Retype every entry below without any change.

Raw data:
+++

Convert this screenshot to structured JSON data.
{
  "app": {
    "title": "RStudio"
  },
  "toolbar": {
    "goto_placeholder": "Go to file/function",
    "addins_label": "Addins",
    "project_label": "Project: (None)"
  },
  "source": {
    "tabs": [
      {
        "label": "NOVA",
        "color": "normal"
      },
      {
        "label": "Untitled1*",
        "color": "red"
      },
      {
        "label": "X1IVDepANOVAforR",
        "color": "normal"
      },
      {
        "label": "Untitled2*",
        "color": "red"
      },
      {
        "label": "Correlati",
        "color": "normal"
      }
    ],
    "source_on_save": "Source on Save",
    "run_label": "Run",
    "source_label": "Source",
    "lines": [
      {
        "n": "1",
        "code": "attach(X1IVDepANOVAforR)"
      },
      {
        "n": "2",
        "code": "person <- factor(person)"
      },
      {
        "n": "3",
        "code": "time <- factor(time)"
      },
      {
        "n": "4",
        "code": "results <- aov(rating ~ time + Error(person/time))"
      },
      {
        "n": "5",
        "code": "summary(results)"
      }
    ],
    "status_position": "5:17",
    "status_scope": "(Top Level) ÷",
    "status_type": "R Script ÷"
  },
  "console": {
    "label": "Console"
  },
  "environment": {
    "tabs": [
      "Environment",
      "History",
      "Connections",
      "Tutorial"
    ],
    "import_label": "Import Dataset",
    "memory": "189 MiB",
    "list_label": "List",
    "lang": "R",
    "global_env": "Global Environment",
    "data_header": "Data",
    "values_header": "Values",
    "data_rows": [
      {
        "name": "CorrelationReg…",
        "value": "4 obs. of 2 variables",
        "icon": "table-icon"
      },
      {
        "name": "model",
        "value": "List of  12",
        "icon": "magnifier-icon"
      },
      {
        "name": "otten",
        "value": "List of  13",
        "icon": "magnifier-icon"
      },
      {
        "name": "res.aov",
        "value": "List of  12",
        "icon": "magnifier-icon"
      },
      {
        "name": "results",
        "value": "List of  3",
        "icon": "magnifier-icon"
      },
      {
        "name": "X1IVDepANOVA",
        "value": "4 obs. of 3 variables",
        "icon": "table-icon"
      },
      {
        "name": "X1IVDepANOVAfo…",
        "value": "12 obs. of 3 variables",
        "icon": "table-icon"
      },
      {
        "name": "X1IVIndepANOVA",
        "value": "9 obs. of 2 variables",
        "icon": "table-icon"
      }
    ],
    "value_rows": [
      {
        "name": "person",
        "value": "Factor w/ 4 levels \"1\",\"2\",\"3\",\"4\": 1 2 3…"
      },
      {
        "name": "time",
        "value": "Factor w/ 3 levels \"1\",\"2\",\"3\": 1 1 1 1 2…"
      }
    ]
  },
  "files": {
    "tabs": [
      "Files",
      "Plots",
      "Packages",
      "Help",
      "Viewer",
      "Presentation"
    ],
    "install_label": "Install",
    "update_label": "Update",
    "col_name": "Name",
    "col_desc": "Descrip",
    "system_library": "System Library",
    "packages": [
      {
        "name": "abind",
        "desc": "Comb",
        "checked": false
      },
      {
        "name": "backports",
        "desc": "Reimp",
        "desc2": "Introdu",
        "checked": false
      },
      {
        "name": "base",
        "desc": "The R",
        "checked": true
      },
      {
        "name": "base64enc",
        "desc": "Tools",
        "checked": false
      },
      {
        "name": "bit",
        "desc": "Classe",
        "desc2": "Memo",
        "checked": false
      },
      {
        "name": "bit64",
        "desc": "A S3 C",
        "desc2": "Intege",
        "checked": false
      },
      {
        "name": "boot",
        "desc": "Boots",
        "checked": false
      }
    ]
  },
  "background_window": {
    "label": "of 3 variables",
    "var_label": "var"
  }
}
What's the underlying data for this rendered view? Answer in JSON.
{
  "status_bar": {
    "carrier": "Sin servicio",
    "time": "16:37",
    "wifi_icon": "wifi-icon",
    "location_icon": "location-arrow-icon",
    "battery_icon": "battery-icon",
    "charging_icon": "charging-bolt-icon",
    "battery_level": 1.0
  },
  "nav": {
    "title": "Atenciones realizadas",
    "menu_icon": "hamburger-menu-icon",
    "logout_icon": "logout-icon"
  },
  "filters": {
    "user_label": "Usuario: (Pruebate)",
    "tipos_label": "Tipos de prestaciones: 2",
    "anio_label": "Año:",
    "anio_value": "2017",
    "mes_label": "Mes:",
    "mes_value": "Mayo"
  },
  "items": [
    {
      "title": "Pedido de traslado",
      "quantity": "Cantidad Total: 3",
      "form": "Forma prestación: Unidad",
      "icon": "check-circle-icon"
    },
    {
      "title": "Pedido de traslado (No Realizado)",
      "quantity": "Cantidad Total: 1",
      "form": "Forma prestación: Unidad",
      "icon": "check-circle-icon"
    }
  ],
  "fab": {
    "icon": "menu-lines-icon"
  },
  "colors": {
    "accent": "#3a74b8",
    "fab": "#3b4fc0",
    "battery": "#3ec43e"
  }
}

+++

Answer area:
Convert this screenshot to structured JSON data.
{
  "app": {
    "title": "RStudio"
  },
  "toolbar": {
    "goto_placeholder": "Go to file/function",
    "addins_label": "Addins",
    "project_label": "Project: (None)"
  },
  "source": {
    "tabs": [
      {
        "label": "NOVA",
        "color": "normal"
      },
      {
        "label": "Untitled1*",
        "color": "red"
      },
      {
        "label": "X1IVDepANOVAforR",
        "color": "normal"
      },
      {
        "label": "Untitled2*",
        "color": "red"
      },
      {
        "label": "Correlati",
        "color": "normal"
      }
    ],
    "source_on_save": "Source on Save",
    "run_label": "Run",
    "source_label": "Source",
    "lines": [
      {
        "n": "1",
        "code": "attach(X1IVDepANOVAforR)"
      },
      {
        "n": "2",
        "code": "person <- factor(person)"
      },
      {
        "n": "3",
        "code": "time <- factor(time)"
      },
      {
        "n": "4",
        "code": "results <- aov(rating ~ time + Error(person/time))"
      },
      {
        "n": "5",
        "code": "summary(results)"
      }
    ],
    "status_position": "5:17",
    "status_scope": "(Top Level) ÷",
    "status_type": "R Script ÷"
  },
  "console": {
    "label": "Console"
  },
  "environment": {
    "tabs": [
      "Environment",
      "History",
      "Connections",
      "Tutorial"
    ],
    "import_label": "Import Dataset",
    "memory": "189 MiB",
    "list_label": "List",
    "lang": "R",
    "global_env": "Global Environment",
    "data_header": "Data",
    "values_header": "Values",
    "data_rows": [
      {
        "name": "CorrelationReg…",
        "value": "4 obs. of 2 variables",
        "icon": "table-icon"
      },
      {
        "name": "model",
        "value": "List of  12",
        "icon": "magnifier-icon"
      },
      {
        "name": "otten",
        "value": "List of  13",
        "icon": "magnifier-icon"
      },
      {
        "name": "res.aov",
        "value": "List of  12",
        "icon": "magnifier-icon"
      },
      {
        "name": "results",
        "value": "List of  3",
        "icon": "magnifier-icon"
      },
      {
        "name": "X1IVDepANOVA",
        "value": "4 obs. of 3 variables",
        "icon": "table-icon"
      },
      {
        "name": "X1IVDepANOVAfo…",
        "value": "12 obs. of 3 variables",
        "icon": "table-icon"
      },
      {
        "name": "X1IVIndepANOVA",
        "value": "9 obs. of 2 variables",
        "icon": "table-icon"
      }
    ],
    "value_rows": [
      {
        "name": "person",
        "value": "Factor w/ 4 levels \"1\",\"2\",\"3\",\"4\": 1 2 3…"
      },
      {
        "name": "time",
        "value": "Factor w/ 3 levels \"1\",\"2\",\"3\": 1 1 1 1 2…"
      }
    ]
  },
  "files": {
    "tabs": [
      "Files",
      "Plots",
      "Packages",
      "Help",
      "Viewer",
      "Presentation"
    ],
    "install_label": "Install",
    "update_label": "Update",
    "col_name": "Name",
    "col_desc": "Descrip",
    "system_library": "System Library",
    "packages": [
      {
        "name": "abind",
        "desc": "Comb",
        "checked": false
      },
      {
        "name": "backports",
        "desc": "Reimp",
        "desc2": "Introdu",
        "checked": false
      },
      {
        "name": "base",
        "desc": "The R",
        "checked": true
      },
      {
        "name": "base64enc",
        "desc": "Tools",
        "checked": false
      },
      {
        "name": "bit",
        "desc": "Classe",
        "desc2": "Memo",
        "checked": false
      },
      {
        "name": "bit64",
        "desc": "A S3 C",
        "desc2": "Intege",
        "checked": false
      },
      {
        "name": "boot",
        "desc": "Boots",
        "checked": false
      }
    ]
  },
  "background_window": {
    "label": "of 3 variables",
    "var_label": "var"
  }
}
What's the underlying data for this rendered view? Answer in JSON.
{
  "status_bar": {
    "carrier": "Sin servicio",
    "time": "16:37",
    "wifi_icon": "wifi-icon",
    "location_icon": "location-arrow-icon",
    "battery_icon": "battery-icon",
    "charging_icon": "charging-bolt-icon",
    "battery_level": 1.0
  },
  "nav": {
    "title": "Atenciones realizadas",
    "menu_icon": "hamburger-menu-icon",
    "logout_icon": "logout-icon"
  },
  "filters": {
    "user_label": "Usuario: (Pruebate)",
    "tipos_label": "Tipos de prestaciones: 2",
    "anio_label": "Año:",
    "anio_value": "2017",
    "mes_label": "Mes:",
    "mes_value": "Mayo"
  },
  "items": [
    {
      "title": "Pedido de traslado",
      "quantity": "Cantidad Total: 3",
      "form": "Forma prestación: Unidad",
      "icon": "check-circle-icon"
    },
    {
      "title": "Pedido de traslado (No Realizado)",
      "quantity": "Cantidad Total: 1",
      "form": "Forma prestación: Unidad",
      "icon": "check-circle-icon"
    }
  ],
  "fab": {
    "icon": "menu-lines-icon"
  },
  "colors": {
    "accent": "#3a74b8",
    "fab": "#3b4fc0",
    "battery": "#3ec43e"
  }
}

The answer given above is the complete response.